I couldn't WAIT to share this great article with you, my blog readers. Over the course of 2000+ miles of driving, I had the opportunity to brush up on my many nutrition magazines and journals. I threw in a few triathlon and running magazines but neglected to bring my RD exam study materials. I suppose I needed a break from the serious learning just for a bit. But now it's time to hit the books as I am currently interviewing for clinical dietitian jobs and hoping to take the RD exam before July.
In the May 2011 issue of Nutrition Action the cover story was titled "Under the Influence - how external cues make us overeat".
I found this article very interesting, specifically as it pertains to athletes. I find that athletes tend to "excuse" unhealthy eating after hard or intense workouts. While an athlete has every right to consume a different quantity of food than his/her sedentary counterpart, I believe that we should all choose similar food choices, but in different portions.
For example, when it comes to Karel and myself (say, over this past week) we ate almost every dinner together. Whereas Karel would have two portions of pasta and several slices of bread, I would help myself to more salad and tofu but still enjoy a Marni-size portion of pasta. I don't believe in "off limit" food when it comes to couples (or families) eating together. By focusing on your daily lifestyle and activity routine you should find yourself feeling in control of your food choices. By planning ahead and thinking of your individual needs, you should find yourself planning your meals and snacks to support your energy needs and not fearing food which is used for fuel.
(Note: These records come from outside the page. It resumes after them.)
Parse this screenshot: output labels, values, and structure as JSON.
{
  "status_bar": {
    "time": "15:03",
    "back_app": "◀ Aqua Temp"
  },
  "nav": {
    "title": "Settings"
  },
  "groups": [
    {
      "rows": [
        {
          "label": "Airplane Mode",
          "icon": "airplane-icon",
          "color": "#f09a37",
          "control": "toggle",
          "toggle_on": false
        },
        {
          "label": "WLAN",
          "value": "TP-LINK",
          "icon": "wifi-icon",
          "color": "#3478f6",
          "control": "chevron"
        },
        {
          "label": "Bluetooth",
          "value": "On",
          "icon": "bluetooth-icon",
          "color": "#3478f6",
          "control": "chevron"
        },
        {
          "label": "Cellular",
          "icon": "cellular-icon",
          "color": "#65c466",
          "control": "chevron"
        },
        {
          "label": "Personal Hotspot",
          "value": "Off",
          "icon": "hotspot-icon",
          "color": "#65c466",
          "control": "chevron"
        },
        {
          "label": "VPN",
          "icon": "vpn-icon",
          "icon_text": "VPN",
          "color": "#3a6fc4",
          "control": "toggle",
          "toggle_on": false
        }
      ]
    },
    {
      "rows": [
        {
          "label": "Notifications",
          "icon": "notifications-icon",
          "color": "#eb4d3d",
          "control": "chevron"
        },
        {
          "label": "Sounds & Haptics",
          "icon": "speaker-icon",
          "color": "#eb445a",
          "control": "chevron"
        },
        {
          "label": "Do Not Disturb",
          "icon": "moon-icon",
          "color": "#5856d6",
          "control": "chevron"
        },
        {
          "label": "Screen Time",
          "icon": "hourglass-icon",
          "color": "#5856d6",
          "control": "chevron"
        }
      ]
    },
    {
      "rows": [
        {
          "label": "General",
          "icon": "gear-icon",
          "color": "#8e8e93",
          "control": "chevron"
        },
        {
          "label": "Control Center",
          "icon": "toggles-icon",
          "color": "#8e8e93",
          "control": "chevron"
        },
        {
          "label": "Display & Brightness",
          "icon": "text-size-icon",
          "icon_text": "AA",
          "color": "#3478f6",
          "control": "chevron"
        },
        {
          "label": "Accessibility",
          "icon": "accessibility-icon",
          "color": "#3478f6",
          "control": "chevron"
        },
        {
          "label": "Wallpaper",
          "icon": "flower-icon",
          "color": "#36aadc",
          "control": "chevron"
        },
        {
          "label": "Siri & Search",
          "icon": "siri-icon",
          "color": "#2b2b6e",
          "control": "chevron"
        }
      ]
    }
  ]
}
Also, by planning ahead you should also find yourself controlling your food intake so that you don't go into meals starving (which is often the cause of overeating and "excusing" foods which may limit performance). Ultimately, when an athlete plans ahead and focuses on his/her individual dietary needs on a daily basis, a healthy relationship with food is formed and an occasional treat or indulgence does not sacrifice weight or performance goals. For when an athlete eats for fuel, performance gains are most noticeable as well as an improvement in health and immune system functioning.
Pg 3 of the article:
Q. Why do people overeat?
A. we should be pretty well calibrated to know how much to eat to fill us up. We eat three times a day every day of our lives. Yet when we asked people, "when was the last time you ate to the point of regretting it?" almost everyone could think of a time. Then we asked, "why did you eat so much?"
What we found is that roughly 12 percent said, "I overeat because of something emotional," or "I had a terrible day," or "I was feeling down," or "I was bored." About 51% said they overate because they were really hungry, and 37 percent said they overate because the food was spectacular.
So we asked ourselves what happens if the person is not hungry and the food is terrible. That led to our stale popcorn study.
We gave people popcorn that was either fresh or five days old. The stale popcorn had been kept in a humidity-controlled entomology lab. On a scale of 1-10, people rated the taste a 3. It tasted like Styrofoam.
Q. And you gave moviegoers either medium or large bags?
A. Yes. And we gave them to people who had eaten dinner within 20 minutes of arriving at the theater. So we gave them bad food when they weren't hungry, and people ate 34% more from the bigger bucket. If the popcorn was fresh, they ate 45% more from the larger bags. When people left, we said, "Gee, you ate 34% more. Do you think the size of the bucket had anything to do with it?" And to a person they said, "No, how could it?"
What is extremely amazing about this study is that it is easy to eat for no reason or to feel no control when eating. I find that many athletes are hungry, often bypass the feeling of hunger in order to encourage weight loss and forgo necessary snacks which will help maintain blood sugar levels and boost metabolism and tissue rejuvination. This situation often leads athletes to be underfueled prior to workouts even though there may be adequate muscle glycogen, low blood sugar levels often lead to a feeling of fatigue and extreme hunger during workouts which ultimately sabotage the workout. Thus, this leads to an athlete "trying to get through" a workout, feeling extremely hungry after the workout and then giving the "ok" to eat a lot of whatever they are craving...thus missing a vital opportunity to refuel.
Starting tomorrow, try planning out your day by focusing on your workouts. Plan pre, post and possibly during training fuels (if more than an hour, I recommend training with a maltodextrin sport drink, at least 100 calories) first. Then workout around the workouts so that you plan your three meals during the day. Then, fill in snacks. To make sure you aren't missing vital nutrients, use snacks as an opportunity to add in fruits and veggies which may be hard to consume at meals.